///2018 Abstract Details
2018 Abstract Details2018-06-13T16:46:08+00:00

Fasting Times and Increase Carbohydrate Drink Utilization Prior to Cesarean Delivery

Abstract Number: T2B-6
Abstract Type: Original Research

Mary Yurashevich MD, MPH1 ; Adrian Chow MS2; John J. Kowalczyk MD3; Andrea J. Traynor MD4; Brendan Carvalho MBBCh, FRCA, MDCH5

Introduction: Preoperative fasting reduces the risk of pulmonary aspiration and emesis. Prolonged fasting may lead to dehydration, hypoglycemia, ketoacidosis and delayed recovery. (1,2) A previous quality improvement project conducted at our institution found prolonged solid and liquid fasting periods prior to elective cesarean delivery. We hypothesized that after implementation of a patient educational initiative, our preoperative fasting periods for elective cesarean delivery patients would decrease.
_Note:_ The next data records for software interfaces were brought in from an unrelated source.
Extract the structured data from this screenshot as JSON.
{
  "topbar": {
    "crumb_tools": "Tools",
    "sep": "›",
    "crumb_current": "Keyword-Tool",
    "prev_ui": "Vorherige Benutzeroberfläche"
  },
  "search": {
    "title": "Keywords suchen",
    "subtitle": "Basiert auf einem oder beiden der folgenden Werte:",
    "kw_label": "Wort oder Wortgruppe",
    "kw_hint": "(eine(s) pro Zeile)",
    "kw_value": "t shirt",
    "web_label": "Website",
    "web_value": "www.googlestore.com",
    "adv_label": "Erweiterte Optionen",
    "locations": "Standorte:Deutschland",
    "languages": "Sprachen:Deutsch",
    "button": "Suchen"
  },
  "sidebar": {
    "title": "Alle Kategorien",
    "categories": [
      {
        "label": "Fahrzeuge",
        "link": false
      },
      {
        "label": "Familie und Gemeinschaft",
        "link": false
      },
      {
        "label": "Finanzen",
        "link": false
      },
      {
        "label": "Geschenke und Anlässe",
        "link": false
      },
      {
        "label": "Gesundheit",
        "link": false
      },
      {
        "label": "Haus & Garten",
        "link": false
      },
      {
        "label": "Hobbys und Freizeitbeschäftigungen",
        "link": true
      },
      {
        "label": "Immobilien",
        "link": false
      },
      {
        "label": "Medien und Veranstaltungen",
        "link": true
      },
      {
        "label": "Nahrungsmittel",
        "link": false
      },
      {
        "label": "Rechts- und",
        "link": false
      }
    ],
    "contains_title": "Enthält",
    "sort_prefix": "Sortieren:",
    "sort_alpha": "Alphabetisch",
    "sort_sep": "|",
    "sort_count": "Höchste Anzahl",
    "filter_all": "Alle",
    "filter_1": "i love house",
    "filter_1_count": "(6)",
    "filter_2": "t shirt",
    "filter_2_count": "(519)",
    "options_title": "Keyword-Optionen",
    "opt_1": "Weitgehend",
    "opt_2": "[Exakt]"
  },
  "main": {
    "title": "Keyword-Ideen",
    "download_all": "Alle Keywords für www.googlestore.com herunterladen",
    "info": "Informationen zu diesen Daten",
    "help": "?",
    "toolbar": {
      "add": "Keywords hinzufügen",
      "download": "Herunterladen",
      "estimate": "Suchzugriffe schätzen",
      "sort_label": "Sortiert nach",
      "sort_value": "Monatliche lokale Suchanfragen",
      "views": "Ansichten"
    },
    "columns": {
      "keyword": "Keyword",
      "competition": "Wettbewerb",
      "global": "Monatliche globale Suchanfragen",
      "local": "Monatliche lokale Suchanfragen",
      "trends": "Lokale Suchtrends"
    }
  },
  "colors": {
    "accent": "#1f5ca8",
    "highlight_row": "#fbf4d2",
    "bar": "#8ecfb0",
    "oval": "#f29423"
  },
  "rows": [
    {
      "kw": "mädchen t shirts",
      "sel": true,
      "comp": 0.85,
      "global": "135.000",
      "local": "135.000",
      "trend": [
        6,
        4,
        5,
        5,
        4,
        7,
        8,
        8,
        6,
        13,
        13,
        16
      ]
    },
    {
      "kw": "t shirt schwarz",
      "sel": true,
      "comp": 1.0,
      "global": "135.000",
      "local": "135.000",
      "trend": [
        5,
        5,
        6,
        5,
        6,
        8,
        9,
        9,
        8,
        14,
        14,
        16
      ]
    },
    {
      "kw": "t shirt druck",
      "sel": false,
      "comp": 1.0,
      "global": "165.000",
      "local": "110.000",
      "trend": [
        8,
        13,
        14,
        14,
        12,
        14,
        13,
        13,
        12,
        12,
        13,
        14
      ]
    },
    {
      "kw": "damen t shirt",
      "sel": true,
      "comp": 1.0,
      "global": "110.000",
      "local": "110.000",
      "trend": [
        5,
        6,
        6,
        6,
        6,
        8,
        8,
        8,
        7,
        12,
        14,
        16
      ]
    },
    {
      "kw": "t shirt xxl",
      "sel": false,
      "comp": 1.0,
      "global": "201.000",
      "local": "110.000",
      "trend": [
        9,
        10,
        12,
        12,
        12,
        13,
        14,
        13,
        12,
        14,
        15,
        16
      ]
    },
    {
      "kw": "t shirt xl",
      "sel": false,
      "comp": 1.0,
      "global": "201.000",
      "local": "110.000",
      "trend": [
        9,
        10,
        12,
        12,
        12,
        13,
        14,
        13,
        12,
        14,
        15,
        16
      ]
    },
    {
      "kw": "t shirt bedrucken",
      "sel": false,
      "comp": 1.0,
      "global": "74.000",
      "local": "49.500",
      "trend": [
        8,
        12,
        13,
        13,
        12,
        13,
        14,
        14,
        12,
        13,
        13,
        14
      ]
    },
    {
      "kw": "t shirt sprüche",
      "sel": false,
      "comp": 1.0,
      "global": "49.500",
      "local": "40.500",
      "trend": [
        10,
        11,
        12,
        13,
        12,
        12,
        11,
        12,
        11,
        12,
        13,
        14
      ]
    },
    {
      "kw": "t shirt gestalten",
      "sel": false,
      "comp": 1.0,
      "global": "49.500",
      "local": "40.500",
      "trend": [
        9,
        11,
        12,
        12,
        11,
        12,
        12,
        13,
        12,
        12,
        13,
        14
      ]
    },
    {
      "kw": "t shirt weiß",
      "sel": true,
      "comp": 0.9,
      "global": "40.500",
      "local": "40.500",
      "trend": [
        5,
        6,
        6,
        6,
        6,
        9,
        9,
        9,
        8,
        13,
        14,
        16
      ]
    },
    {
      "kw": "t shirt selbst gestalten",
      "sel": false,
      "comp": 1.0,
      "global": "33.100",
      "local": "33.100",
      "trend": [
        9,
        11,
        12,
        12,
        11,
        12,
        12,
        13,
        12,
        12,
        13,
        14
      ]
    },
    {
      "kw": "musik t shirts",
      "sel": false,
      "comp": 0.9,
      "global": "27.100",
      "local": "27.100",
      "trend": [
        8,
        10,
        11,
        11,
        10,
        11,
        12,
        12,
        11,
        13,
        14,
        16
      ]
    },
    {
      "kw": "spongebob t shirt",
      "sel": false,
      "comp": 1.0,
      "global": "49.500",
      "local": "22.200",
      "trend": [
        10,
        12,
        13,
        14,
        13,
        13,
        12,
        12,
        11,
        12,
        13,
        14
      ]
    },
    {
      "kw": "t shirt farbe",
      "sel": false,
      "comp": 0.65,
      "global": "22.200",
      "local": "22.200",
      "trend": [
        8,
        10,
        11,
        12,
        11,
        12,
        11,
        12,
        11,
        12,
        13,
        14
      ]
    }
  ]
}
Methods: This quality improvement project analysis received IRB exemption. We developed a patient educational pamphlet outlining preoperative fasting and analgesic expectations for cesarean delivery which was given to every patient at her preoperative anesthesia consultation. The pamphlet included American Society of Anesthesiologists' recommendations for fasting guideline (i.e. 2 hours for clear fluids and 8 hours for solids), combined with Enhanced Recovery After Surgery recommendations for carbohydrate drinks up to 2 hours prior to surgery. The primary outcome measures were intended fasting duration for liquids (defined as the time duration between patient last reported liquid consumption and scheduled cesarean delivery time) before and after the patient educational initiative. Secondary outcomes included solid fasting time, and types of liquids and solids consumed.

Results: The intended median [interquartile range] fasting time for liquids decreased from 10 hours [8.9-12] to 3.5 hours [2.5-10] (Fig 1a; p<0.001). The fasting period for solids was not significantly different: 12.5 [10.5-14] vs. 12.4 [10.6-14] pre- and post-pamphlet intervention, respectively (Fig 1b; p=0.384). Despite the recommendation, only 22.5% consumed a carbohydrate-containing drink with a modest decrease in water consumption (87.5% before and 67.5% after the intervention; p=0.009).

Conclusion: A patient educational pamphlet significantly reduced fasting time for clear liquids. Further studies are needed to determine what barriers limited adherence to the recommendation to consume a carbohydrate-containing drink, and if reducing fasting duration can improve functional recovery and related side effects after cesarean delivery.

References:

1. Anesthesiology 2015; 123(6): 1455-72.

2. Clinical Nutrition 2012; 31(6): 783-800.



SOAP 2018